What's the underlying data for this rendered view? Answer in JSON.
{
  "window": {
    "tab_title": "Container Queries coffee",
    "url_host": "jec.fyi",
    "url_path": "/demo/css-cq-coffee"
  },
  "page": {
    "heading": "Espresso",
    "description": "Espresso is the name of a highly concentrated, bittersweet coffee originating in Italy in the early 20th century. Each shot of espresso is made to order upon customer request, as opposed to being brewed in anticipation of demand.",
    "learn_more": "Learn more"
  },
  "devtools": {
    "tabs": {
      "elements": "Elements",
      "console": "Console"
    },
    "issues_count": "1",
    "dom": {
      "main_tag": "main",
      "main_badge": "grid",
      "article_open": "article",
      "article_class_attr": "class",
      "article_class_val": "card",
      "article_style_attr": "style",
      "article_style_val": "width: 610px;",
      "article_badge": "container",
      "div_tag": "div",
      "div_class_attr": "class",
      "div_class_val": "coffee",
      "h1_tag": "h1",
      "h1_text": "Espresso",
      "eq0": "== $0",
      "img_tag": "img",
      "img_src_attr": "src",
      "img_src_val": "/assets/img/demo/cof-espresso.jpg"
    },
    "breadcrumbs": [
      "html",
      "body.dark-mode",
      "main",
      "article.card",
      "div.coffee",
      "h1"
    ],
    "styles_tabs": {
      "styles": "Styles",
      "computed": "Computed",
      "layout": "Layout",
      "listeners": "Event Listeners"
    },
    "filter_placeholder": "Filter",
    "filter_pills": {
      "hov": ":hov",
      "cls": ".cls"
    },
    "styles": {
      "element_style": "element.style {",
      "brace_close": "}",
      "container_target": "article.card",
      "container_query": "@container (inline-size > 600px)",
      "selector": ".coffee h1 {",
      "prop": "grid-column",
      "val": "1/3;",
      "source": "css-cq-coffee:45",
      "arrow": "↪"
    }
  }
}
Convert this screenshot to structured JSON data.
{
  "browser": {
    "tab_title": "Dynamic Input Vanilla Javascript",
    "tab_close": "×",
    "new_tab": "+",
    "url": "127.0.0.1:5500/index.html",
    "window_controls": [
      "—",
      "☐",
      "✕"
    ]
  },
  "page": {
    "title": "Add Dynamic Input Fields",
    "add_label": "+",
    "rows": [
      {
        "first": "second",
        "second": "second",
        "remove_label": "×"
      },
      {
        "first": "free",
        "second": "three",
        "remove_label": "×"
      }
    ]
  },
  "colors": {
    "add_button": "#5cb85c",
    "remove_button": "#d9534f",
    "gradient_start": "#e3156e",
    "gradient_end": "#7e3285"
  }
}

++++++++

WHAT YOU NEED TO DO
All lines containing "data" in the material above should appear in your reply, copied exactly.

SOLUTION FOR THIS PROBLEM
What's the underlying data for this rendered view? Answer in JSON.
Convert this screenshot to structured JSON data.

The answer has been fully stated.